One person holding up a clump of algae while another snaps a picture with a phone.

Inventories

A set of basic inventories, including vegetation, species, landforms, air, and water, gives us a common starting point for monitoring.

Scientist inserting a probe into a glacier in North Cascades National Park.

Monitoring

Through careful, consistent long-term monitoring, we can detect if park resources are stable or might be changing.

Two people smiling as they look up at a tall, flowering tropical plant.

Who We Are

Who is Inventory & Monitoring? We're over 300 National Park Service staff from across the country. Get to know us a little better!

Person sharing a small inflatable boat with a pile of water sampling equipment.

How We Work

What does our inventory and monitoring work entail? What tools and techniques do we use? Some of the answers might surprise you!

National Par Service scientist collecting data in a grassland habitat.

Making a Difference
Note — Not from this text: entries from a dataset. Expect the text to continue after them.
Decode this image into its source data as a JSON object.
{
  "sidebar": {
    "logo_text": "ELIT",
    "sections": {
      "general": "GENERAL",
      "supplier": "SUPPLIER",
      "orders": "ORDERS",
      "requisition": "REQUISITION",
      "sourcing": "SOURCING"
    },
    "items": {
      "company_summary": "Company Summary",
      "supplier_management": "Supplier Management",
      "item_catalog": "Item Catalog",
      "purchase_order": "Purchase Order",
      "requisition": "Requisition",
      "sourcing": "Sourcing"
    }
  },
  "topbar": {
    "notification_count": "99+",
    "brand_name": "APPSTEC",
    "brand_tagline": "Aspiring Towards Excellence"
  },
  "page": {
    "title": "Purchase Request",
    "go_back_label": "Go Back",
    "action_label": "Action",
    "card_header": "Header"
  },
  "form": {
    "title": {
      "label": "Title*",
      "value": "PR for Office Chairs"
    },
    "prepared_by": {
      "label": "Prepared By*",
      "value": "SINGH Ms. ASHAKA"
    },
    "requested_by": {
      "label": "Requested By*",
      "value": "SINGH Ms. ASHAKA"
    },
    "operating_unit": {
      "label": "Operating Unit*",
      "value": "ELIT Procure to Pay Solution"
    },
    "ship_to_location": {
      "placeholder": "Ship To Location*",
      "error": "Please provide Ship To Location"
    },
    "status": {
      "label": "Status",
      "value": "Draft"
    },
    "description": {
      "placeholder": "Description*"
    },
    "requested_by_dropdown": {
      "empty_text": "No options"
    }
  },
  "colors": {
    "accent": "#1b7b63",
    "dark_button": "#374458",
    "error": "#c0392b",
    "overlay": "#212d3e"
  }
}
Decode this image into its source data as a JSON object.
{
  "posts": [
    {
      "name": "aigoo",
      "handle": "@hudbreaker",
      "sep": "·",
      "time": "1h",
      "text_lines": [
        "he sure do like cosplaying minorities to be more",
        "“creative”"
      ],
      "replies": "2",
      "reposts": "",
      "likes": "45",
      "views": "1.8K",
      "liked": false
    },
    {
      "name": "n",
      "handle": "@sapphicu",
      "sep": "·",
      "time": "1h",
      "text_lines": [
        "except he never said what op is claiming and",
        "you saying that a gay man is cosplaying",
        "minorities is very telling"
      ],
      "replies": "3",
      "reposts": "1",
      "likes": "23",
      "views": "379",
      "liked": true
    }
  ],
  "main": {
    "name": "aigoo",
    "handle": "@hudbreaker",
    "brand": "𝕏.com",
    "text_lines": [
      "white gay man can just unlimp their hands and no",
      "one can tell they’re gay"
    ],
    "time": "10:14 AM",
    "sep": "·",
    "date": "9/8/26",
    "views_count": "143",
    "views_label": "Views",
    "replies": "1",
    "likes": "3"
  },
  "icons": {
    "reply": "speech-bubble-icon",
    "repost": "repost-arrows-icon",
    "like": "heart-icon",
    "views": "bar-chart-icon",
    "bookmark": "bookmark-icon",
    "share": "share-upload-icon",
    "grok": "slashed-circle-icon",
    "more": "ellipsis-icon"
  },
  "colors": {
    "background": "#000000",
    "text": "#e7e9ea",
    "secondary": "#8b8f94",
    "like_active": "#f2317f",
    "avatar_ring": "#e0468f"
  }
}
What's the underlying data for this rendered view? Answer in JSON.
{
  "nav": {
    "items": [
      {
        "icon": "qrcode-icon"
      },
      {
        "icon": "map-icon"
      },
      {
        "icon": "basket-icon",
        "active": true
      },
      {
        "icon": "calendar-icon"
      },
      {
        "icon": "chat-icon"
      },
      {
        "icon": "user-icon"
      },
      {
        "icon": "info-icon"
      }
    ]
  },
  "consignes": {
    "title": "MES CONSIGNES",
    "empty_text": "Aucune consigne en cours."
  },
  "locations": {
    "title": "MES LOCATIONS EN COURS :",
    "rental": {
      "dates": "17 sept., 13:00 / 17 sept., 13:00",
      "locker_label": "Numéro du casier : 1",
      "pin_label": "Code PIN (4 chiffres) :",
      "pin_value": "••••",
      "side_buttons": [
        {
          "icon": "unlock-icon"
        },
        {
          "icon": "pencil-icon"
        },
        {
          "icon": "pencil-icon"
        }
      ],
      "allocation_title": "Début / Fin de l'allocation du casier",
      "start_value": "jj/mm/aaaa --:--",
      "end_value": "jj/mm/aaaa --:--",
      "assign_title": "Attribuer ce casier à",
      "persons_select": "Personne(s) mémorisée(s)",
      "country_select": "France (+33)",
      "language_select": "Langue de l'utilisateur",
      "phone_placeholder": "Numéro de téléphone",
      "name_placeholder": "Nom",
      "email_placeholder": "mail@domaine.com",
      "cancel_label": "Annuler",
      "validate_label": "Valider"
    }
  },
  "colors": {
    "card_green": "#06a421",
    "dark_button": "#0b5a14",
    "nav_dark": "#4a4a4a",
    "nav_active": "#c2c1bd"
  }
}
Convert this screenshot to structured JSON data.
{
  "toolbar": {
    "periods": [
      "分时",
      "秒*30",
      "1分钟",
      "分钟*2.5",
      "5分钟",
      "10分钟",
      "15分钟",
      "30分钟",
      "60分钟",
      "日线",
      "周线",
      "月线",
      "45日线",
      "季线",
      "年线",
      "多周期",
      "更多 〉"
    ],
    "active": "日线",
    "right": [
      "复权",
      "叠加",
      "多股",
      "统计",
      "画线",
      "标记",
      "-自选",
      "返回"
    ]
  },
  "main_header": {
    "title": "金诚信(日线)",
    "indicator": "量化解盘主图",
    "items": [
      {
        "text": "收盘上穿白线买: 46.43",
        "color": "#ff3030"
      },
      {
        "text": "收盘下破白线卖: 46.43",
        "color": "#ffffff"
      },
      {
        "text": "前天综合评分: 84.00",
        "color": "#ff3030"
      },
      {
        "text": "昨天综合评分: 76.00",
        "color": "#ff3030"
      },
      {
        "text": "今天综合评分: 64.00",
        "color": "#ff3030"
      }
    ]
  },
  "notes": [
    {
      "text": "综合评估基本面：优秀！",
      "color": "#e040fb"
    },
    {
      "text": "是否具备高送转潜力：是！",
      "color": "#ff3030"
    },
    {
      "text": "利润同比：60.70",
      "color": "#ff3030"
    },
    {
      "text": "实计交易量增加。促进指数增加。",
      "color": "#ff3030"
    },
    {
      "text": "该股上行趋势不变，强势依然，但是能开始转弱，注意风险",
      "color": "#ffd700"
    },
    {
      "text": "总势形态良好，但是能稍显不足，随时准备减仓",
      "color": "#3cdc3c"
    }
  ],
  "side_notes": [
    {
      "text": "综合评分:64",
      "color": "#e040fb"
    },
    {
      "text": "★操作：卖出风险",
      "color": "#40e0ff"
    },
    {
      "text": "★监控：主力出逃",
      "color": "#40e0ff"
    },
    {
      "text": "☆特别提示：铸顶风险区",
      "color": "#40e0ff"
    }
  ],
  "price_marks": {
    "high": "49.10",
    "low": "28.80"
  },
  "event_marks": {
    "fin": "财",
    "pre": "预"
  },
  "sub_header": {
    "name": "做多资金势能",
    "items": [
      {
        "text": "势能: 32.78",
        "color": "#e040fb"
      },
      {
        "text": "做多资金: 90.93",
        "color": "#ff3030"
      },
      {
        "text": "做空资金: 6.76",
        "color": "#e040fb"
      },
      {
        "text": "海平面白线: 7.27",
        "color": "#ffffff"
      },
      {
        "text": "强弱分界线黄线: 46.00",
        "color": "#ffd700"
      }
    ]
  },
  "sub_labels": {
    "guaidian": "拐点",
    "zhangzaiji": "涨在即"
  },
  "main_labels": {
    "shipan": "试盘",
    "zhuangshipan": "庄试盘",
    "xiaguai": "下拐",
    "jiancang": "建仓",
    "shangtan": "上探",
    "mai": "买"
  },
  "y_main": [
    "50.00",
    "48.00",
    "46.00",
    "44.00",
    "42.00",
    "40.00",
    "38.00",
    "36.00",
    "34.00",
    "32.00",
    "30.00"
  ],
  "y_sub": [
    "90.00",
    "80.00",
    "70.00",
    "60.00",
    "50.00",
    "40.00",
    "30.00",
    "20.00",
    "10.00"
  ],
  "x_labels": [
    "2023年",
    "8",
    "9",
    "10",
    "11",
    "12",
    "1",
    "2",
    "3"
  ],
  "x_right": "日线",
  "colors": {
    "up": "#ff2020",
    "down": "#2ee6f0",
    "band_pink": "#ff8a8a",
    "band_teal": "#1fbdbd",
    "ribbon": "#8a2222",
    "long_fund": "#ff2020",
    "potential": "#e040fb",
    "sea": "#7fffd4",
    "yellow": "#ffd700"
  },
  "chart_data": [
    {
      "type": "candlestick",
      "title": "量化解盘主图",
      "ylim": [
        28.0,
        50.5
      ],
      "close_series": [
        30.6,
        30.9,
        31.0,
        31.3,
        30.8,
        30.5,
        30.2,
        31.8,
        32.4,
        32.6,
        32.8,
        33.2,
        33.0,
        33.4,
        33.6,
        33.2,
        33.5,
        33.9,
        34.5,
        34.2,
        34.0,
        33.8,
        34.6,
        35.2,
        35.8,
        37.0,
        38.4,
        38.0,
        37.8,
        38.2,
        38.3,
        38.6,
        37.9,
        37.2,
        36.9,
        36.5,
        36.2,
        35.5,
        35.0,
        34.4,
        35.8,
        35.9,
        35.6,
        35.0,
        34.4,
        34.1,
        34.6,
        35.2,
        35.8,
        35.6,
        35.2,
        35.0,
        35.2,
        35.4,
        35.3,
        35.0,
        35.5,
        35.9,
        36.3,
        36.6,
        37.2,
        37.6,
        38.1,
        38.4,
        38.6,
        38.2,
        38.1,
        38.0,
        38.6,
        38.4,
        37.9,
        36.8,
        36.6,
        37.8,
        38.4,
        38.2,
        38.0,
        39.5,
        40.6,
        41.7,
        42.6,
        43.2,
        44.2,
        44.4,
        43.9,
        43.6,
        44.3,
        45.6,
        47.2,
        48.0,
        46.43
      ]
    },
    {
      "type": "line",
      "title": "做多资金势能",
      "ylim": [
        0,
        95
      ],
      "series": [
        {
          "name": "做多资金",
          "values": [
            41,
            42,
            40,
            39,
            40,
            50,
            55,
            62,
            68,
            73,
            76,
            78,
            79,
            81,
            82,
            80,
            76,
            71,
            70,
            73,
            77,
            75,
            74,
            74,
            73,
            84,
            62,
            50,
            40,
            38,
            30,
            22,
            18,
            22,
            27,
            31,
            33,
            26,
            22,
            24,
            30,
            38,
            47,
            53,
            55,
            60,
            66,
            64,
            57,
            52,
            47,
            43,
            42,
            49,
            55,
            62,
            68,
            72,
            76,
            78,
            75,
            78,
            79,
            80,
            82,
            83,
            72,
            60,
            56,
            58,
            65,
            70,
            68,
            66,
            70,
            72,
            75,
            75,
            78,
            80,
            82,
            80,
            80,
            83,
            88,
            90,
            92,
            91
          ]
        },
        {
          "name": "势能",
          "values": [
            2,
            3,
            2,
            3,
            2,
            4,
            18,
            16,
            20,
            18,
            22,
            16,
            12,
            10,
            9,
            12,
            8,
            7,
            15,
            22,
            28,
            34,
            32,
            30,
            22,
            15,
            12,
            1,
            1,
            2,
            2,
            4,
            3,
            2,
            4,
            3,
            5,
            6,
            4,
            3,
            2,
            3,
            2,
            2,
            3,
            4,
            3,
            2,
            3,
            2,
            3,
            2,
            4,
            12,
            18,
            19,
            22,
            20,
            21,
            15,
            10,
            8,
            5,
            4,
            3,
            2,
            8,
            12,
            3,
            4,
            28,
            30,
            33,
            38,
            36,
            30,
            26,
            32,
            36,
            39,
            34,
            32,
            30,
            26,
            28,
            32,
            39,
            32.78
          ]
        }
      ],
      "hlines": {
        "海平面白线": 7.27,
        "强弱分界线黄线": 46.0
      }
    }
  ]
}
Discover real-world examples of how Inventory & Monitoring helps support park management and decisionmaking.

Last updated: April 22, 2020